Dr. Justine Strand de Oliveira is recognized as a health policy leader with extensive domestic and international clinical and academic experience. As Chair of the Legislative Committee and President of the Texas Academy of Physician Assistants (TAPA), she lobbied the first prescribing and licensing laws for PAs in Texas, serving as TAPA president twice, in 1988 and 1993. After moving to North Carolina, she was asked to lead legislative and governmental affairs efforts for the North Carolina Academy of Physician Assistants (NCAPA) to help formulate a legislative strategy to achieve a licensing law. While the state had a favorable practice environment, the enabling legislation was still delegatory at the time (mid-1990s) and a licensing law was needed. Under her leadership, the NCAPA hired its first lobbyist, who played an important role in gaining favorable legislation. From 2004 to 2007, she served as president of the North Carolina Medical Society Foundation, the first PA to hold this distinguished position. She is a former president (2009) of the Physician Assistant Education Association (PAEA) and an emerita member of the North Carolina Institute of Medicine.
Dr. Strand de Oliveira graduated from the Duke University Physician Assistant Program in 1981. Being fluent in Spanish, she has served clinically as a bilingual health care provider at the Sunrise Community Health Center in Greeley, Colorado, at the Austin Regional Clinic in Texas and at the Durham County Health Department and Duke Family Medicine Center in North Carolina. She is also fluent in Portuguese, and worked for Westinghouse Corporation in Brazil from 1982 to 1984, caring for their employees and their families in Rio state. She put her Portuguese language skills to good use serving as the lead technical advisor to a project for the Ministry of Health in Mozambique, revising the curriculum for the `tecnicos de medicina (a PA analogue). She recently co-facilitated a leadership seminar for family physicians and residents at the WONCA Iberoamericano (all Portuguese and Spanish speaking countries in the Americas and Europe) meeting in Montevideo, Uruguay.
She served as chief of the Duke University Physician Assistant Division from 1999 to 2012, and also served as program director from 2001 to 2003. While in this position, she attended and received her DrPH from the University of North Carolina at Chapel Hill in 2008. In 2012, she became the first PA to serve as a departmental vice chair at Duke University. She is the first PA to participate in several physician leadership seminars at Duke, and first PA to have a faculty appointment in the Duke School of Nursing. She created the first research group in the PA Division at Duke, which is now vibrant and well recognized nationally for workforce and comparative effectiveness research. Dr. Strand de Oliveira’s research interests include the sociology of professions and barriers to full utilization of nurse practitioners and PAs. She is a highly regarded scholar and has contributed several historical articles about prototypical PAs working in Puerto Rico and Sri Lanka.
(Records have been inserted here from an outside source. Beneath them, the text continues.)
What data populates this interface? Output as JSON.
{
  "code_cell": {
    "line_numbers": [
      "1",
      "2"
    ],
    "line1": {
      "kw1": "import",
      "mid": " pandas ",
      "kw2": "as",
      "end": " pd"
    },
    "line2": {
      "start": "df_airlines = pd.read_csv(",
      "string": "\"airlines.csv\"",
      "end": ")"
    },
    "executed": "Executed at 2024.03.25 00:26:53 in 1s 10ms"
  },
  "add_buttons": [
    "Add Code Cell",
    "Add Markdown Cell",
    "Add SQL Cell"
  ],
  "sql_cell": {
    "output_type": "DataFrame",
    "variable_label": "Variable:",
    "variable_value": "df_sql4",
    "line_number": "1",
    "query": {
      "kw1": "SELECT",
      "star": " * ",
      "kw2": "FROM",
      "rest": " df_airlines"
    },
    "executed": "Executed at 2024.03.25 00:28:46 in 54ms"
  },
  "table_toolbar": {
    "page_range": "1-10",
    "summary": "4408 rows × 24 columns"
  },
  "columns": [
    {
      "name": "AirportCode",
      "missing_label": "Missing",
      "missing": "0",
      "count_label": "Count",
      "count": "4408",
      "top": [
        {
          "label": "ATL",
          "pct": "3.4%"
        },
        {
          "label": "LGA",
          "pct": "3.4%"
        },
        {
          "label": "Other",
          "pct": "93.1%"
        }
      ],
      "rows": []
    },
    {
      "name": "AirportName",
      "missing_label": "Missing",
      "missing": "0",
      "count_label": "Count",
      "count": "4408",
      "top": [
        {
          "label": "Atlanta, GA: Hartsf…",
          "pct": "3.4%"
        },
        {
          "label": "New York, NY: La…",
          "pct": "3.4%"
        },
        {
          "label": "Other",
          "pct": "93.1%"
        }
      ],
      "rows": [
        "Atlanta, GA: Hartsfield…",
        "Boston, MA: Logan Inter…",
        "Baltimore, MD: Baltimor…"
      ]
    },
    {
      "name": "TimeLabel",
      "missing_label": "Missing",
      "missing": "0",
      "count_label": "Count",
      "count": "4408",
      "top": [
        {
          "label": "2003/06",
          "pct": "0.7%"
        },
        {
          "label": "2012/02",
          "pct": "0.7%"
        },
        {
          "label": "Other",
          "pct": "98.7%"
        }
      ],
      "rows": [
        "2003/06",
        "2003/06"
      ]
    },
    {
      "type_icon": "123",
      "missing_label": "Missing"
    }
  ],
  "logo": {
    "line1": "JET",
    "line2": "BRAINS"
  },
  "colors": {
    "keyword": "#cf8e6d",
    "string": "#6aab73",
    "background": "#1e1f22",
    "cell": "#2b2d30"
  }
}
Dr. Strand de Oliveira is a distinguished fellow of the American Academy of Physician Assistants (DFAAPA) and a member of Pi Alpha, the national physician assistant honor society. Her awards and recognitions include being made a lifetime member of the Texas Academy of Physician Assistants (1994), named a Public Health Service Primary Care Policy Fellow in1995, and she was awarded a Breitman-Dorn Endowed Research Fellowship by the Physician Assistant Foundation in 2007. She was recognized as the Outstanding PA of the Year by the American Academy of Physician Assistants in 2005 and as the Alumnus of the Year by the Duke Physician Assistant Program in 2014.
Currently, she serves as Professor and Vice Chair for Education for the Department of Community and Family Medicine. In this position Dr. Strand de Oliveira works collaboratively to coordinate, facilitate and strengthen the academic programs of the Department. In addition, she serves as an affiliate faculty member for the Duke Global Health Institute.
Acknowledgments: This biography was written by Reginald Carter with the assistance of Justine Strand de Oliveira and was submitted to the Society in May 2015. The portrait photograph and photograph with a “patient” taken in 1988 (actually a colleague posing as a patient) are courtesy of Dr. Strand de Oliveira.